You are here

CMS to Update ‘Hospital Compare’ Rankings With Critical Access Data

Hospital association calls current listings ‘unusable’

After introducing a five-star scale that ranks hospitals on patient satisfaction earlier this year, the Centers for Medicare & Medicaid Services’ (CMS) Hospital Compare website is set to release a second round of rankings, including data for critical access hospitals (CAHs), according to an article on the FierceHealthcare website.

After the initial release in April omitted CAH data, the American Hospital Association (AHA) criticized the decision in a letter, noting that while CAHs are exempt from the CMS’ quality-reporting requirement because of low patient volumes, 94% of CAHs are registered to submit their quality data, and many payers –– public and private –– base pay-for-performance reimbursements on Hospital Compare data.
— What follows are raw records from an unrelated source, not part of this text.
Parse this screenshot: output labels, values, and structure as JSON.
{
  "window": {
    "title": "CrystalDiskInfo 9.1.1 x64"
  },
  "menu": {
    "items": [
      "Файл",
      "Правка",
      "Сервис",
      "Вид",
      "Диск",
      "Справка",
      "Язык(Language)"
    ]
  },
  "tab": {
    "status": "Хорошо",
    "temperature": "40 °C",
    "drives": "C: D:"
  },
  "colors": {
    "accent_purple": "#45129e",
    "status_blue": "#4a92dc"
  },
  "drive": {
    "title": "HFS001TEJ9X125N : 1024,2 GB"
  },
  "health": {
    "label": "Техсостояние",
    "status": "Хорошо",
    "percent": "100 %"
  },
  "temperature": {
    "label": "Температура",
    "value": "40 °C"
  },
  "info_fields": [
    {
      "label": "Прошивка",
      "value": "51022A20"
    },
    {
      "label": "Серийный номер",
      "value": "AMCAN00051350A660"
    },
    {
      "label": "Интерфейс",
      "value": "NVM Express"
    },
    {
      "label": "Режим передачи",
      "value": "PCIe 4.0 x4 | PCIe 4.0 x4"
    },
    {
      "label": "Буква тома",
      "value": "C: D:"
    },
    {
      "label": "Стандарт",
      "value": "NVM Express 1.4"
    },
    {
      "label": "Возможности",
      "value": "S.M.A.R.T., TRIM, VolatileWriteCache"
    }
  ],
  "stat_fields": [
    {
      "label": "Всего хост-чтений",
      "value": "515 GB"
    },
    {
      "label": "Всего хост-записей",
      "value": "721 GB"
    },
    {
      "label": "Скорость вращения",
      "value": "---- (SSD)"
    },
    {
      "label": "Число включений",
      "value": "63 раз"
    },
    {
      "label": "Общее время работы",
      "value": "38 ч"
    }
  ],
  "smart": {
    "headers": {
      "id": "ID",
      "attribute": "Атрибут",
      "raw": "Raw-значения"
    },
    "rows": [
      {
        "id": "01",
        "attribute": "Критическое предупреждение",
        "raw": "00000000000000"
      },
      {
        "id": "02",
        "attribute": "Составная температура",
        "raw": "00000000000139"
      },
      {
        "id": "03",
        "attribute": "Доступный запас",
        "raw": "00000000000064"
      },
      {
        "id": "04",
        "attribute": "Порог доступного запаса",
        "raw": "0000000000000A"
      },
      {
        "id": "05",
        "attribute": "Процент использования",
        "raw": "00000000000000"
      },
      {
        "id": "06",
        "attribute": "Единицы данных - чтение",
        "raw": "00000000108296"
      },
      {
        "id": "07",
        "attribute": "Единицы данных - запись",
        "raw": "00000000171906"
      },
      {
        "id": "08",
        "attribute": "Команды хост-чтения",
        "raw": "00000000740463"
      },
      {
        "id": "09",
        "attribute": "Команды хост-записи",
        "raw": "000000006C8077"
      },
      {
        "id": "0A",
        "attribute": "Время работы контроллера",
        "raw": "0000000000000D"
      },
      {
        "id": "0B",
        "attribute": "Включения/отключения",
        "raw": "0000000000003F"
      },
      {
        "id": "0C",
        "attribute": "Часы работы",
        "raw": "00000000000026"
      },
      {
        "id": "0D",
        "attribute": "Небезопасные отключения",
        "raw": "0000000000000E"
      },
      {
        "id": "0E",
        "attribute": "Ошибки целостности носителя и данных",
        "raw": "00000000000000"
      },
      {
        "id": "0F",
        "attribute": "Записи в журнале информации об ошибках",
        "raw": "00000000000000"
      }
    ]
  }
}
In mid-June, the CMS uploaded a file containing the CAH data that were missing from the initial Hospital Compare update. However, the CMS did not post the information to Hospital Compare itself, according to Nancy E. Foster, AHA Vice President for Quality and Patient Safety Policy. Moreover, the 3,154-page file, rather than listing hospitals by name or measure, identifies providers by their CMS certification numbers and the code for the measures, a format “unusable to anyone without significant expertise in data analysis,” she wrote.

Not only does this format leave patients unable to determine their local providers’ rankings, it prevents hospitals from determining opportunities for improvement or identifying better performers as a model for their strategies, according to the letter.

CAHs, despite numerous reimbursement cuts, can serve as a model for patient-centered, cost-reducing care models, FierceHealthcare previously reported. However, federal minimum-distance requirements may disrupt care for communities that depend on CAHs.

Sources: FierceHealthcare; July 6, 2015; AHA News; June 26, 2015; and AHA; June 24, 2015.


Recent Headlines

Despite older, sicker patients, mortality rate fell by a third in 10 years
Study finds fewer than half of trials followed the law
WHO to meet tomorrow to decide on international public heath emergency declaration
Study of posted prices finds wild variations and missing data
Potential contamination could lead to supply chain disruptions
Kinase inhibitor targets tumors with a PDGFRA exon 18 mutation
Delayed surgery reduces benefits; premature surgery raises risks
Mortality nearly doubled when patients stopped using their drugs
Acasti reports disappointing results for a second Omega-3-based drug